John Eggers: Do we still need school buildings?
Mr. Mercer and his son, Eric, were exploring a small piece of newly purchased property near Mizpah, Minn., in 2114. Hidden among a clump of wild roses and cedar trees were a pile of old boards and pieces of slate from a chalkboard. A field mouse, whose house was disturbed, ran into the weeds as Eric and his dad rummaged through the boards. Beneath the pile was a cement foundation.
“Looks like there was a building here at one time, Eric,” Mr. Mercer said.
As they looked further, they spotted a metal box underneath the boards. “See what’s in that box, Eric.”
Eric opened it and inside was a small rectangular wood box with some flowers painted on top. The top was held in place by a small brass latch. Eric opened it and inside were a couple of well-worn pencils, a piece of chalk and a hard rubber eraser. Eric turned the box over and underneath he read, “Ruth, 1934, Mizpah, Minn.”
“I believe that’s what you call a pencil box,” said Mr. Mercer. “Ruth, no doubt, used it in school.”
“What’s a school?” Eric asked.
Schools as we know them today will no longer exist in 2114. School buildings are still constructed today, but before long, one of the questions that communities should begin to ask is “Do we still need a school building?”
As you know, it is now possible to get a high school diploma by attending a virtual high school where everything is online. Colleges and universities have been operating “schools” without campuses for many years and more and more classes are being offered online every year. Online learning is big business.
At one time, our college campuses were filled with meandering summer school students but today’s campuses are pretty quiet. All of those summer school students who used to spend six or eight weeks are now bringing their computers to their lake homes where they can take online classes, 24 hours a day, seven days a week right at the kitchen table while watching loons swim by the dock.
I have been teaching online classes since 1997 right from my kitchen table. No classroom is necessary, just a way of connecting to the Internet, which has become very easy. I am sorry to say that I can even connect to the Internet at the Northwest Angle.
Let’s say a community does build a school in 2014 and the building lasts 50 or 60 years. How much different will education be in 2064 or 2074 than it is today? Will that building be needed or will students have other ways they can acquire learning? Today, many high school students already receive their classes online and never see the inside of a classroom.
In 2011, 25,000 Minnesota high school students enrolled in Minnesota’s Post Secondary Options program and attended one of Minnesota’s colleges or universities. Students who are homeschooled take online classes and/or attend college. Students in Minnesota’s Virtual Online High School can have a graduation ceremony in their backyard.
None of these students attend what we call a high school building.
You see, the future is already here.
I’ll be the first to admit that online learning is not for everyone, just as learning from a textbook is not for everyone.
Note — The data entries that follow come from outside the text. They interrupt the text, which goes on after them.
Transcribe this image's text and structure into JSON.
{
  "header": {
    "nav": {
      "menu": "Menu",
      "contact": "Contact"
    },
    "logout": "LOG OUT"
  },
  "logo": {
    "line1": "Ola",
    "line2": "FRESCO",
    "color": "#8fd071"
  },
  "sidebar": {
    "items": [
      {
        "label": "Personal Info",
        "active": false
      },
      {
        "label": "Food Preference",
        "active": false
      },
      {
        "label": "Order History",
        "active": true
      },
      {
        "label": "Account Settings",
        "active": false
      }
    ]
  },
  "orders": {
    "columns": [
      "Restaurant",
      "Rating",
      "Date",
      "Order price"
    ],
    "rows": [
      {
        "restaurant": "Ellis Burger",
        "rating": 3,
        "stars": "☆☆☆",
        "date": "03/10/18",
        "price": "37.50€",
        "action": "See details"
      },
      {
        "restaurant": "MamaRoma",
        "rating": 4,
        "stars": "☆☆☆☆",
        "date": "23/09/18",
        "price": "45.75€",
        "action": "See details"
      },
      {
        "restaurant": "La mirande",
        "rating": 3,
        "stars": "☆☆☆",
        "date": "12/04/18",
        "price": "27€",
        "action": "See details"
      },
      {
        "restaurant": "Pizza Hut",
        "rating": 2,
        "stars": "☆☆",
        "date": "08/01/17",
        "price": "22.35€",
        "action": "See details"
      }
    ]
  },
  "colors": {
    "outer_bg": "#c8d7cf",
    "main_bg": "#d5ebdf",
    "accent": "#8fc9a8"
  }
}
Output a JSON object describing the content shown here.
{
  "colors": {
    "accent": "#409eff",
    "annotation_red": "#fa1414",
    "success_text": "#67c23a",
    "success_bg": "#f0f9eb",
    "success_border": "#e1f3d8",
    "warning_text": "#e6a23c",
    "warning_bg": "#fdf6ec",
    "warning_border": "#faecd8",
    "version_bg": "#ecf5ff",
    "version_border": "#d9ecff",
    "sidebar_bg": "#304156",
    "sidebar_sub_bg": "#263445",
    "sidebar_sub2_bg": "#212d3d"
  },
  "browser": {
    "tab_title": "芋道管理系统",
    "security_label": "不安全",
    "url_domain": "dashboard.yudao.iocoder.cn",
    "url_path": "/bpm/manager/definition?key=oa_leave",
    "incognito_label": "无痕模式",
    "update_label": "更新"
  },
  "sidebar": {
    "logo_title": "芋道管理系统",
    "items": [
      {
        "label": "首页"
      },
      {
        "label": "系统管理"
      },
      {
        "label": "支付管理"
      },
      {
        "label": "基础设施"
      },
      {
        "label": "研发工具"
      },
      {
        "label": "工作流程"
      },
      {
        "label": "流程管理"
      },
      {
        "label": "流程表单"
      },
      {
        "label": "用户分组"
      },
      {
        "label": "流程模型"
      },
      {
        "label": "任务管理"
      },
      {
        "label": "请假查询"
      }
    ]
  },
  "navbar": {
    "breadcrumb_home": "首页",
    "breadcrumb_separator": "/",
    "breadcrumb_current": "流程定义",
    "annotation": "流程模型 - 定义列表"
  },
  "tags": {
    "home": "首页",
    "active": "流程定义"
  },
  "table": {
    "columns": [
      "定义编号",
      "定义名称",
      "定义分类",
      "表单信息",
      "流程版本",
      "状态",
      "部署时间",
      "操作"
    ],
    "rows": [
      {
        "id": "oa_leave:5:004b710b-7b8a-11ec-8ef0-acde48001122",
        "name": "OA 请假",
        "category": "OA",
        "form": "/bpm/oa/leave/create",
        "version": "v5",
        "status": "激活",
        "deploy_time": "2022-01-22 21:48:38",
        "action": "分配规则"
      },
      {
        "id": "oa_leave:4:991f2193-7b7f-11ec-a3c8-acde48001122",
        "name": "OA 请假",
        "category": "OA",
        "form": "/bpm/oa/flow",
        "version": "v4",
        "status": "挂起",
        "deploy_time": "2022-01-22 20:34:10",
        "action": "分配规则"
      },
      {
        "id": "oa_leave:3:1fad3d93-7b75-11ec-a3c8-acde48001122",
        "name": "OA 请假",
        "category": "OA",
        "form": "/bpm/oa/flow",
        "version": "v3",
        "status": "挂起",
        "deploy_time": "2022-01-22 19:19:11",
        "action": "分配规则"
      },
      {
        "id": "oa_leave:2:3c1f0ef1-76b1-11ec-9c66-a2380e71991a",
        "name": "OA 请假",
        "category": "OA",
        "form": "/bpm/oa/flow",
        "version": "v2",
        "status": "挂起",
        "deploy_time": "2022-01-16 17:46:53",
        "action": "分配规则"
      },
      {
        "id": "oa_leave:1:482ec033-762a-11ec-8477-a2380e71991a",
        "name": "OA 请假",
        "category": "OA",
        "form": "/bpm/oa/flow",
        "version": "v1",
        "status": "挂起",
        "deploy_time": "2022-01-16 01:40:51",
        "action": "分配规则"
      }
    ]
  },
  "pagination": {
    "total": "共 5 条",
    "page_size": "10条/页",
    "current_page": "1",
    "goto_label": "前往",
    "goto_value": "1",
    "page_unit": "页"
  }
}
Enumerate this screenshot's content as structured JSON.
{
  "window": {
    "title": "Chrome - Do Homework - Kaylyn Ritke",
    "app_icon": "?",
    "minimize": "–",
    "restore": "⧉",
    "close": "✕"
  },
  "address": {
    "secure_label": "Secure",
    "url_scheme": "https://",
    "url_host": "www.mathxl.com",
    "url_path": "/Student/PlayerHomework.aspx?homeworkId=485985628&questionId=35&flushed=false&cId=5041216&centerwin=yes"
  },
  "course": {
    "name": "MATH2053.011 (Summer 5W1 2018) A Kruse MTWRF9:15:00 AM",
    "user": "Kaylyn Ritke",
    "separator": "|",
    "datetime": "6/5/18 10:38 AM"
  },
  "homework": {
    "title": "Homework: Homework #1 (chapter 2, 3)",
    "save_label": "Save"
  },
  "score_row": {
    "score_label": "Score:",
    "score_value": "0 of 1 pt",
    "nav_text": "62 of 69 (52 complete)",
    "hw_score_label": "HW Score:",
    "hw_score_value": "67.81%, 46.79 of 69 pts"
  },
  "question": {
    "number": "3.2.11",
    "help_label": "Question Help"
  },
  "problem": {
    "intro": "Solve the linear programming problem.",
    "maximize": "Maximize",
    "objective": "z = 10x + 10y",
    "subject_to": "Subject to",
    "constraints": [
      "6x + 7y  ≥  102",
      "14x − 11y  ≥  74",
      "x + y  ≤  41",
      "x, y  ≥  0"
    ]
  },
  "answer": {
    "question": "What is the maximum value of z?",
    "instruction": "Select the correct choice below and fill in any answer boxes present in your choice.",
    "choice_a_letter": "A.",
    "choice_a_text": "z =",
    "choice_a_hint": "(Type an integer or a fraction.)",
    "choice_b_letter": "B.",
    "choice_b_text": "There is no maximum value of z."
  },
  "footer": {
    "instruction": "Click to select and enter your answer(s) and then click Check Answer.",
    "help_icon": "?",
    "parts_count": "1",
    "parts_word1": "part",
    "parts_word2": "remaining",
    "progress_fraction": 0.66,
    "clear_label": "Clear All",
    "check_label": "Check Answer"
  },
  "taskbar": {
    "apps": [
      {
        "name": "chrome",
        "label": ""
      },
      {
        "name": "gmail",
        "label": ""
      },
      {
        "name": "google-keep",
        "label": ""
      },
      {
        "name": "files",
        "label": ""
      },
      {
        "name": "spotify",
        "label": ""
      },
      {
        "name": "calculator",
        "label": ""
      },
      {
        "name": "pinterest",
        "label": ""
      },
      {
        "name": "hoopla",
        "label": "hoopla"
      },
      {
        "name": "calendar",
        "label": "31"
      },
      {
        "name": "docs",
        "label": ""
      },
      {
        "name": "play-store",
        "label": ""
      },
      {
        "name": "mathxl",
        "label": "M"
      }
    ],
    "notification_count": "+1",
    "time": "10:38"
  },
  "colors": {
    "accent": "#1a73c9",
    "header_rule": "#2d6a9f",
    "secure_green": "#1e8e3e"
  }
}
We have found, however, that children are very adaptable and online learning put in the hands of a creative teacher, can make learning fun and meaningful. Online learning is just another teaching strategy.
A big advantage of online learning is that it can be continuous. When Ruth attended her country school in 1934 and when students today attend schools, they are locked into the school calendar. This means they start learning at a certain time and they stop learning at a certain time and, over the summer, you can say, our students’ brains take a rest.
With online learning, students can take a class 24 hours a day, seven days a week, 365 days a year. Learning can be continuous, which it is.
The big question is, “Yes, but can students learn as much and as well?” If the answer to this question is “no,” all of our virtual colleges and universities, plus high schools and all of our online classes being offered would be shut down. But they haven’t been shut down and, to the contrary, they are thriving.
I won’t be around to see the time when there are no more school buildings as we know them today. Like Ruth from Mizpah, I enjoyed my time in those hallowed halls of ivy. To this day, walking into a school building with its noise and chatter and books and bells has a special meaning for me.
In 1934, our countryside was dotted with quaint little schools. Today, they have all become decayed boards like those found by Mr. Mercer and Eric. Will the school buildings of today 50 or 60 years from now find the same fate? There are a lot of field mice out there looking for homes.
JOHN R. EGGERS of Bemidji is a former university professor and area principal. He also is a writer and public speaker.